Figure out how many lines of the listing include the string "Configuration"; the reply is only that number.
START Input records
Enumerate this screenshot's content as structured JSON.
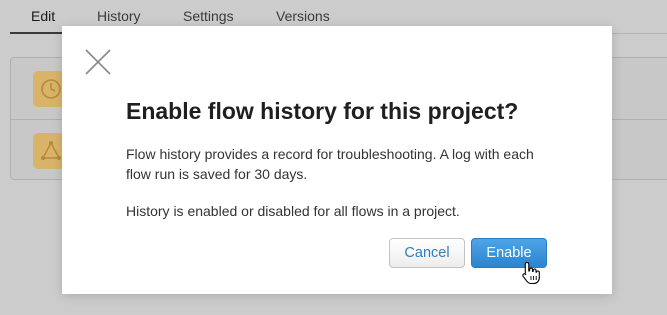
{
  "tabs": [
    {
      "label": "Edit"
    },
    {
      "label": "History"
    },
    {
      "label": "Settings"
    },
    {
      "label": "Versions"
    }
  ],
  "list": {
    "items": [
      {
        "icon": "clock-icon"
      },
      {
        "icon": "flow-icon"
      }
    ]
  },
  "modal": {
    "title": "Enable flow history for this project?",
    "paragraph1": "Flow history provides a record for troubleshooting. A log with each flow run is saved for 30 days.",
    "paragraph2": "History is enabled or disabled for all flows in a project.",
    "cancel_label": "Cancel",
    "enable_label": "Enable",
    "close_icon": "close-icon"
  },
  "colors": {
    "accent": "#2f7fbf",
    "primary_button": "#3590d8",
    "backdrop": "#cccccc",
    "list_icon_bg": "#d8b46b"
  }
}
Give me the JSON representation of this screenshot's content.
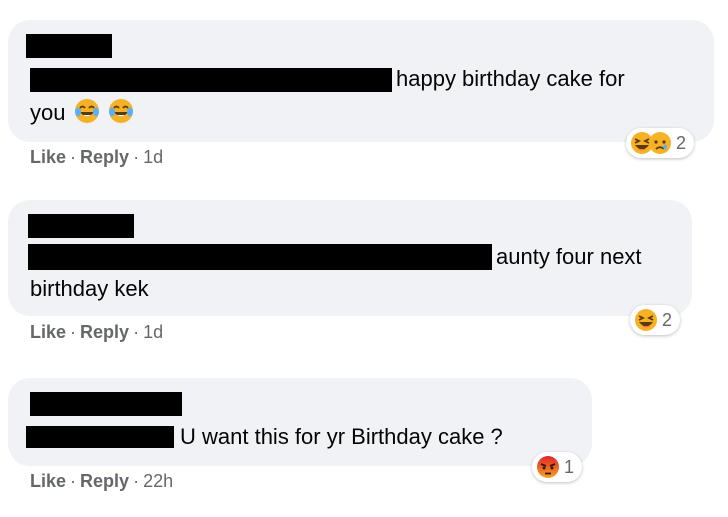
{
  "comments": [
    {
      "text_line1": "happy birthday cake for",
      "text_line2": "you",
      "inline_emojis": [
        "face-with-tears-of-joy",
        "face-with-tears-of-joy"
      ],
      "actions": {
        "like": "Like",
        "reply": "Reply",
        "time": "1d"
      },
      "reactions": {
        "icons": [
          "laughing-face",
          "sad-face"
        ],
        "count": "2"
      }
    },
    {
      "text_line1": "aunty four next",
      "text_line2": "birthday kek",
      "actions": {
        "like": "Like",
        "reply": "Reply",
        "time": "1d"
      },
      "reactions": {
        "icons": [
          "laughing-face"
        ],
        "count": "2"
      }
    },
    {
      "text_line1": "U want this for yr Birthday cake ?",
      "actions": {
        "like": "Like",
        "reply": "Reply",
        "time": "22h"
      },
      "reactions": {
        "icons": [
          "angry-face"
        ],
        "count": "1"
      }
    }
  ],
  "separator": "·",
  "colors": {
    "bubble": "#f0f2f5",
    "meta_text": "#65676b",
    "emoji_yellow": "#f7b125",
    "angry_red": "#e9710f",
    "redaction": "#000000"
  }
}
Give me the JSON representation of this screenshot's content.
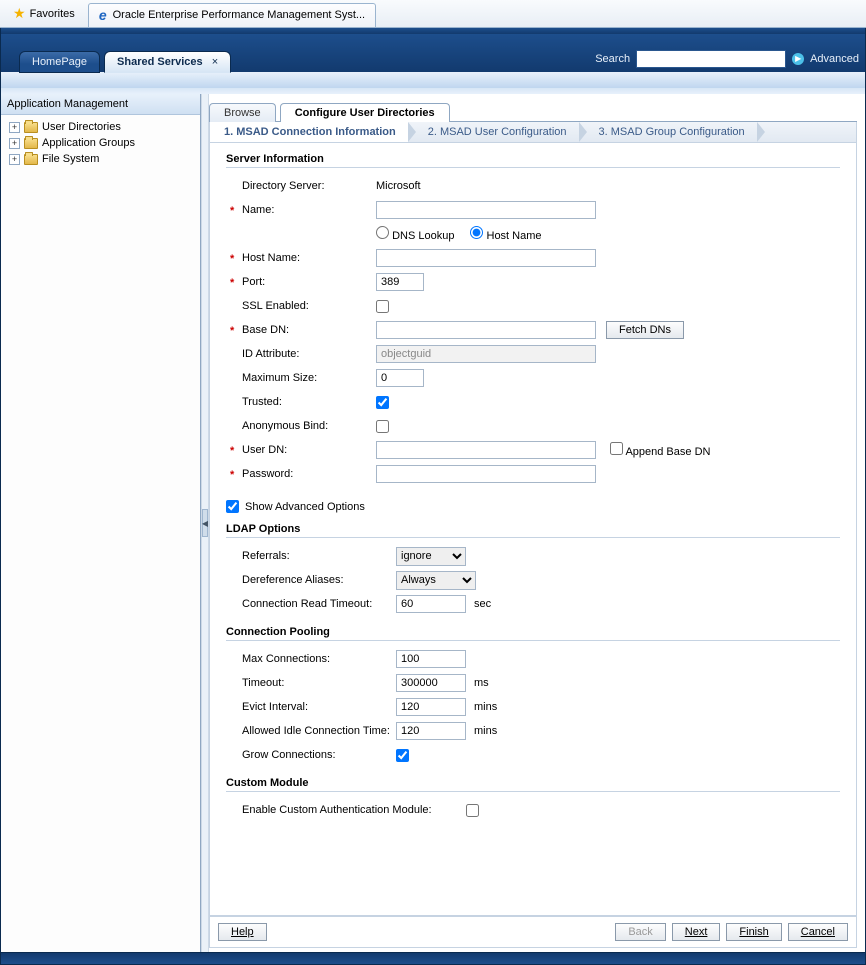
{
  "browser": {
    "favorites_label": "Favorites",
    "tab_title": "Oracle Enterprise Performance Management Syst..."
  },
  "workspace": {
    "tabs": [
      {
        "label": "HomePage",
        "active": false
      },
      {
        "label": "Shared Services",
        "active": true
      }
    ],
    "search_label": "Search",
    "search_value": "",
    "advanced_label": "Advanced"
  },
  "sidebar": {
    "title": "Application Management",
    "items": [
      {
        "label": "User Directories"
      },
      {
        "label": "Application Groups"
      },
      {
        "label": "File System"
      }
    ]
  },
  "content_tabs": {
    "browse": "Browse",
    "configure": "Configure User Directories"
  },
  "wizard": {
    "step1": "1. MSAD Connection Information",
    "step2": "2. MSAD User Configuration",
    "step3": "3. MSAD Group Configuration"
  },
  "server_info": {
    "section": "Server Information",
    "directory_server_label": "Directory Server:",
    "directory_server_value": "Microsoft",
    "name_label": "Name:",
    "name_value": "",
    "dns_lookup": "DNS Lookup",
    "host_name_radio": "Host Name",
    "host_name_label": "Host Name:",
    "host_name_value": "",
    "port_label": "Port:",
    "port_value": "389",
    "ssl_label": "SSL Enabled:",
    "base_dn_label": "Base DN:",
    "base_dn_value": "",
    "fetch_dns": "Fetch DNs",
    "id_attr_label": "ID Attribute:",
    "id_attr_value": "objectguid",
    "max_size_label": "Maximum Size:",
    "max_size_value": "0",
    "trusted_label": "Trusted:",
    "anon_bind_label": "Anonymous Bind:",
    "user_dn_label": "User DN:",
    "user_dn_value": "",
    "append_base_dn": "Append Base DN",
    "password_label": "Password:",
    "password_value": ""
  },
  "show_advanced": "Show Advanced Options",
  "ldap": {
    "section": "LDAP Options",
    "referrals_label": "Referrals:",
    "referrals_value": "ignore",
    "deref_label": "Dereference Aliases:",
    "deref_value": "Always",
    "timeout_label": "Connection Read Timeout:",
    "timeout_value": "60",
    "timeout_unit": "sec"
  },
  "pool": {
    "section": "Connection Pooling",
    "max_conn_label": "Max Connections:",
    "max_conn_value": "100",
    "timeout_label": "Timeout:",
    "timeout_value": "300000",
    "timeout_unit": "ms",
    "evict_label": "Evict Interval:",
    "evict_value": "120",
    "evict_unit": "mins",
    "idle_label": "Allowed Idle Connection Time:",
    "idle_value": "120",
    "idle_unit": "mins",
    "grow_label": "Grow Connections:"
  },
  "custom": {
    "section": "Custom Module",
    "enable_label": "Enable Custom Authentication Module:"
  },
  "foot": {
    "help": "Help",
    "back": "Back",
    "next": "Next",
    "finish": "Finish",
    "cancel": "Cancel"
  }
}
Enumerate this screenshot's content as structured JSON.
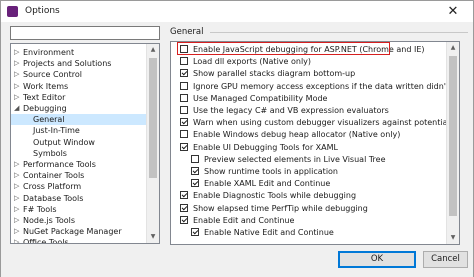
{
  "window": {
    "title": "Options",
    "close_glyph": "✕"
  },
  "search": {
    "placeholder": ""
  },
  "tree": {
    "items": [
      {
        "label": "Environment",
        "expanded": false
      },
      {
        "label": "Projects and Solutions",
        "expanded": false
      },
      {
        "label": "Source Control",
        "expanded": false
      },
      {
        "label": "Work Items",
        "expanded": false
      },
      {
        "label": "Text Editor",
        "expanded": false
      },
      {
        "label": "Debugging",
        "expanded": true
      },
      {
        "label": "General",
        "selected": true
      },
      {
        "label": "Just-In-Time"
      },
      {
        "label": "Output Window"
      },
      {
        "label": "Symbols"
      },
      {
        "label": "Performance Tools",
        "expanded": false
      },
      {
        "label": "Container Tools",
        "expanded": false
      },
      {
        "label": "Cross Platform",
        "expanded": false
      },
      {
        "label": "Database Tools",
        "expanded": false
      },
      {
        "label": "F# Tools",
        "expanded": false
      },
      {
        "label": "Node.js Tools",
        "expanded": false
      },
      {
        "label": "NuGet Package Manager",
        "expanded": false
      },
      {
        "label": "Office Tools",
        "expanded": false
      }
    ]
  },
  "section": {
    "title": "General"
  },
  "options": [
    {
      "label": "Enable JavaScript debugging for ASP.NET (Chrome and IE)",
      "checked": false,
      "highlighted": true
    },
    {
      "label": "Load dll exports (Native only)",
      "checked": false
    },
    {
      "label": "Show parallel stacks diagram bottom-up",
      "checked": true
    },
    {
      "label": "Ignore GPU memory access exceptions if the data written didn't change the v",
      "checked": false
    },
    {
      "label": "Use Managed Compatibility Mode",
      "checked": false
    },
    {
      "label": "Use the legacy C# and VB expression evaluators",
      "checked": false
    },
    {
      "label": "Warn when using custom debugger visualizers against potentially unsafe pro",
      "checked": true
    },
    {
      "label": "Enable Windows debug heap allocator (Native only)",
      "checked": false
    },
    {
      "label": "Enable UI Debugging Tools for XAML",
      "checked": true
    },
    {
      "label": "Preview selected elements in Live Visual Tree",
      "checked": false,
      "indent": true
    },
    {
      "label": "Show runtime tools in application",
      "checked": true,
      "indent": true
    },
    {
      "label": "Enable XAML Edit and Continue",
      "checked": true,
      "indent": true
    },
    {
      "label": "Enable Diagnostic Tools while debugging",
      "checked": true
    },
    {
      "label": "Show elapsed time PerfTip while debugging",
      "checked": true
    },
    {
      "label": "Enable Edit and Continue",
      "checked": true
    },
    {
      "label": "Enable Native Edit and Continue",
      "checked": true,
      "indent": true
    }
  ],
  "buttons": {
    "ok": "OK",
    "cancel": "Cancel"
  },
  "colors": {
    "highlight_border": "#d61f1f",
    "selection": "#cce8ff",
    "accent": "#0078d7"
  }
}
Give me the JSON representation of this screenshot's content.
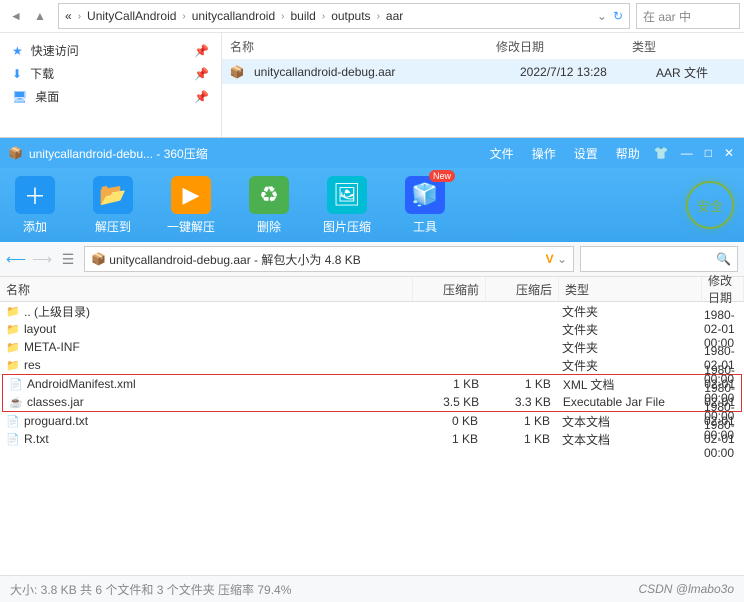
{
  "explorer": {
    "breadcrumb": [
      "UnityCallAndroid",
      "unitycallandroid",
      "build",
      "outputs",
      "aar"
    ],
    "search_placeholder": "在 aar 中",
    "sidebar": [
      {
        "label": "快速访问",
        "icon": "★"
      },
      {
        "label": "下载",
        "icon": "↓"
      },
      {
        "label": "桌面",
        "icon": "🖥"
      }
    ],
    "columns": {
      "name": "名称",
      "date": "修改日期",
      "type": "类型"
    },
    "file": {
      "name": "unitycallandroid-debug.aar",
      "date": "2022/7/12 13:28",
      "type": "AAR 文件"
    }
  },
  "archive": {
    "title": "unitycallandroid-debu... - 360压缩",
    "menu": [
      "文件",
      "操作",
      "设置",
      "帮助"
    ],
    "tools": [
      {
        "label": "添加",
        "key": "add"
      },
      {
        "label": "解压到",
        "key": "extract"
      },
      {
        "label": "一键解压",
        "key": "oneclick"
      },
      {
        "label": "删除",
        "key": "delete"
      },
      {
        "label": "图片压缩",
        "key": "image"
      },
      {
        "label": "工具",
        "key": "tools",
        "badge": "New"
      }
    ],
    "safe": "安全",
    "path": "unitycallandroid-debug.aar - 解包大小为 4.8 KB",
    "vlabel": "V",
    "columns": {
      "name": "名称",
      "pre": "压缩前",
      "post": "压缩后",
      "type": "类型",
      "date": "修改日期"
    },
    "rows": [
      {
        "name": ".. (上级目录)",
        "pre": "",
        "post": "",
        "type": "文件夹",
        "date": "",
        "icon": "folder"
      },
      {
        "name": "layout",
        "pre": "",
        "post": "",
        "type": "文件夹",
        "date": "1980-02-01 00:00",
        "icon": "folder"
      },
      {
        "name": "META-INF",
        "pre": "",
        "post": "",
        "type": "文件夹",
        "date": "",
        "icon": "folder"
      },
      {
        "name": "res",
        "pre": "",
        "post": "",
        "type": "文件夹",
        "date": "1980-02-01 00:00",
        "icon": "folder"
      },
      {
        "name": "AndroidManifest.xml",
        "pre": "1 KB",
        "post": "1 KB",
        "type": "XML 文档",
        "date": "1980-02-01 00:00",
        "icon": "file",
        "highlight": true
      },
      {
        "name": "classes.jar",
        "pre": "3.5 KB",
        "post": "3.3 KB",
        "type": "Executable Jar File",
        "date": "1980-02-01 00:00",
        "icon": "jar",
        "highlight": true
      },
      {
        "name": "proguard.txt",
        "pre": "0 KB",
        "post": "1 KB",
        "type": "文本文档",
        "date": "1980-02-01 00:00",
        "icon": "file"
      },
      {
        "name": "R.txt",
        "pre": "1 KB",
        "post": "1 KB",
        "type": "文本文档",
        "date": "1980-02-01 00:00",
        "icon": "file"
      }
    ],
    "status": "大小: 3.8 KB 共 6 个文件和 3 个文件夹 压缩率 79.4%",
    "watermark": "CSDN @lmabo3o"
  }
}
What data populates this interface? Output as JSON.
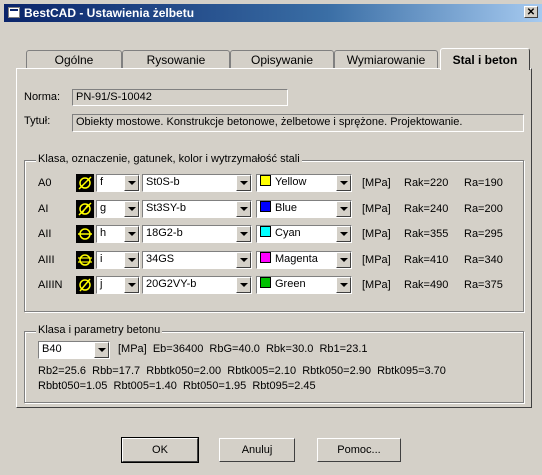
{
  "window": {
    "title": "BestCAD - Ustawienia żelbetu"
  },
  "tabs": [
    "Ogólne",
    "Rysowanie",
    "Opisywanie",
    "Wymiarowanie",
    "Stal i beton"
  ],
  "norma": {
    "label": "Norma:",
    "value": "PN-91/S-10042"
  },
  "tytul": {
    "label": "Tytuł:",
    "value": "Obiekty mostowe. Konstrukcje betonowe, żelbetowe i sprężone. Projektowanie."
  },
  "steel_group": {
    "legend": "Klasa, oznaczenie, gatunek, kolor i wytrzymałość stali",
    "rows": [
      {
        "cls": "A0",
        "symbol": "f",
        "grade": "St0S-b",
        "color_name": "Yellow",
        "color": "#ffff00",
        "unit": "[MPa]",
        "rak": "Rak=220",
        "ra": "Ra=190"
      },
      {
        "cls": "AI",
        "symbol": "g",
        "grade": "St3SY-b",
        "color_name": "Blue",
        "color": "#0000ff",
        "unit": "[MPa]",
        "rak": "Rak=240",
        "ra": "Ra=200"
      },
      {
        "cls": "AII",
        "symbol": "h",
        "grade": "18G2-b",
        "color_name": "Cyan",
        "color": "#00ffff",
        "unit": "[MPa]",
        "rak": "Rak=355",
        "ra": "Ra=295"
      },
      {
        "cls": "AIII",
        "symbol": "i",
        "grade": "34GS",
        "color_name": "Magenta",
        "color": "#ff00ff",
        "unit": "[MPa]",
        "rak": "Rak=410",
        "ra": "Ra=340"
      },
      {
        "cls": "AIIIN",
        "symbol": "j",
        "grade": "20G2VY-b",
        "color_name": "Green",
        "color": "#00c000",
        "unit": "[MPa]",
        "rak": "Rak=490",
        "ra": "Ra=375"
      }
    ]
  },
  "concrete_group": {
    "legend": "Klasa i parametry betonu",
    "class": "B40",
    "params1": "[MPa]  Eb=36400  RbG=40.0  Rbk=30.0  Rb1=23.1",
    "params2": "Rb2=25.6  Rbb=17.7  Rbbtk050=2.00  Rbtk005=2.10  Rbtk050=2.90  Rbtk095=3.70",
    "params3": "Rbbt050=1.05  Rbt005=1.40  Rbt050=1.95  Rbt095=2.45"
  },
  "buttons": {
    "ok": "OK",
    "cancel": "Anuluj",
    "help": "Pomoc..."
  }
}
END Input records
Worked solution> 2